Picture a recovering alcoholic falling off the wagon. First he says he can handle a few drinks. Then, when his inebriation can't be denied, he insists it's only a temporary lapse. But eventually he turns mean. "What's so great about being sober?" he growls, reaching for another bottle.
As a drunk is to alcohol, the Bush administration is to budget deficits.
During the 2000 campaign George W. Bush often pledged to maintain fiscal responsibility. Right up to the passage of the 2001 tax cut his people said they could cut taxes, pay for new programs like prescription drug coverage, and still pay off most of the federal government's debt.
As soon as the bill passed, those rosy budget projections fell apart. Then came Sept. 11. "Lucky me, I hit the trifecta," declared Mr. Bush, claiming — falsely — to have said during the campaign that his budget promises didn't apply in the event of recession, war or national emergency. But until this week officials insisted the deficit was temporary.
Now the budget director, Mitch Daniels, has admitted the obvious: The federal government faces the prospect of large deficits as far as the eye can see. And sure enough, the drunk has turned mean. As the administration reaches for another bottle — another long-term tax cut for the affluent — its officials sullenly denounce the "fixation" on budget deficits, dismissing it as nonsensical "Rubinomics." (So much, by the way, for the war on terror as an excuse for deficits. "What did you do in the war, daddy?" asks Ronald Brownstein in The Los Angeles Times. "I got a big tax cut, and passed the bill on to you.")
Economics aside, the administration's ever-changing rationale for tax cuts says a lot about its character. If the Bush team never cared about deficits, Mr. Bush's promises of fiscal responsibility were dishonest. On the other hand, if administration officials didn't decide that deficits are O.K. until that belief became convenient, that suggests that they're tough talkers who make excuses when confronted with real problems. That's a scary thought; is this the kind of administration that would, say, call North Korea names and talk about pre-emptive war, but back down and offer aid when the country actually threatens to restart its nuclear program? Nah, couldn't happen.
The administration's top economist certainly changed his mind about deficits very late in the game. Glenn Hubbard, chairman of the Council of Economic Advisers, recently denied that deficits raise interest rates and depress private investments. Yet Mr. Hubbard is also the author of an economics textbook; as Berkeley's J. Bradford DeLong points out on his influential Web site, the 2002 edition of that textbook explains how, yes, deficits raise interest rates and depress private investment.
There's a reason Mr. Hubbard used to worry about deficits. When the government sells bonds it competes with private borrowers. By the usual rules of economics, this competition should, other things equal, drive interest rates higher and investment lower. There are exceptions to economic rules, but someone who suddenly discovers such an exception at the precise moment his political masters need a cover story isn't credible.

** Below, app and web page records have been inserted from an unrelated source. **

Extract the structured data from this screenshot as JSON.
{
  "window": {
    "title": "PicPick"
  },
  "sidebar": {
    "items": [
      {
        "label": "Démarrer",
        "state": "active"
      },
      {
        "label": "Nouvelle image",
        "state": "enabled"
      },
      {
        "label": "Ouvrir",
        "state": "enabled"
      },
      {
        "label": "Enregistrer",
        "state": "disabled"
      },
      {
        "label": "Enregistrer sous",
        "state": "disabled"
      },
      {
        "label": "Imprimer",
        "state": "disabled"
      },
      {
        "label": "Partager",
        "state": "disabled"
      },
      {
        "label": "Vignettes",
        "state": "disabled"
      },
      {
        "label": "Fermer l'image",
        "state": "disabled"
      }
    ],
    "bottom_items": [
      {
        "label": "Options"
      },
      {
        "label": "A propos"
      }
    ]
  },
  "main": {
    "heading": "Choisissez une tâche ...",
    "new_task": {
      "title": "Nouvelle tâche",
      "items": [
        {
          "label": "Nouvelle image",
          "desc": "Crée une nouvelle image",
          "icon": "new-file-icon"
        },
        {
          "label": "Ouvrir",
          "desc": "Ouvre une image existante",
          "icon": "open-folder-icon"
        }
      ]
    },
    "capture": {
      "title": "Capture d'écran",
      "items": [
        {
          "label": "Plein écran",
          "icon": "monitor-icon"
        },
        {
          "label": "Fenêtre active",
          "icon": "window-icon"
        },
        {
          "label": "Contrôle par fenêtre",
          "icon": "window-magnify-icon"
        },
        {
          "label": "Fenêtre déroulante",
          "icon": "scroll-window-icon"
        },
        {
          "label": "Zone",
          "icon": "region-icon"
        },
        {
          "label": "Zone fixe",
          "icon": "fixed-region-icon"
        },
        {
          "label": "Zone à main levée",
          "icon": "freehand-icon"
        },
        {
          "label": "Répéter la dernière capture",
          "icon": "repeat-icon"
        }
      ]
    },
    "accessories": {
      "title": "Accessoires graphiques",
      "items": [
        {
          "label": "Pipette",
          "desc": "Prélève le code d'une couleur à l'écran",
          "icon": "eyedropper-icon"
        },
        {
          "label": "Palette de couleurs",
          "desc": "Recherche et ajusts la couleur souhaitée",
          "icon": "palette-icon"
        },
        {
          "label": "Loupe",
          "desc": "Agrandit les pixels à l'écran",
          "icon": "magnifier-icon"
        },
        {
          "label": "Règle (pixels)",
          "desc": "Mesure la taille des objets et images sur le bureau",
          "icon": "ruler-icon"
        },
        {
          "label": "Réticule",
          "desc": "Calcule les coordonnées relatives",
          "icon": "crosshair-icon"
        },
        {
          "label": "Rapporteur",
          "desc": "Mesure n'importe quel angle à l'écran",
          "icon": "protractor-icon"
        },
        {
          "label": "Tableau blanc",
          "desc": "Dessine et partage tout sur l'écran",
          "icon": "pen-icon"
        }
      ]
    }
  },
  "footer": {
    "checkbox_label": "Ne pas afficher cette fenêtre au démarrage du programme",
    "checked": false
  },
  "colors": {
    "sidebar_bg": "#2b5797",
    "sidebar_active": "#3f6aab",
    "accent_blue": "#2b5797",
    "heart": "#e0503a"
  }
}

Will this alcoholic eventually go back on the wagon? Not for a while; he has too many enablers. The Congressional Budget Office will soon start using "dynamic scoring" to assess proposed tax cuts — that is, it will build in the supply-side assumption that tax cuts raise the economy's growth rate, and therefore generate indirect revenue gains that offset the direct revenue losses. In the past, budget officials have opposed this practice, because it's so easy to slide from objective analysis into wishful thinking. With Republicans controlling both the White House and Congress, does anyone doubt that future C.B.O. analyses will take a very favorable view of big tax cuts for rich people?
It's O.K. to run a deficit during a recession, as long as the deficit is clearly temporary. But both the numbers and the administration's search for excuses tell us that there's nothing temporary about the red ink. On the contrary, we'll probably be on a deficit bender until the baby boomers retire — and then it will get much worse.
Trust me: we're going to miss Rubinomics. Maybe not today, and maybe not tomorrow, but soon, and for the rest of our lives.
Originally published in The New York Times, 1.17.03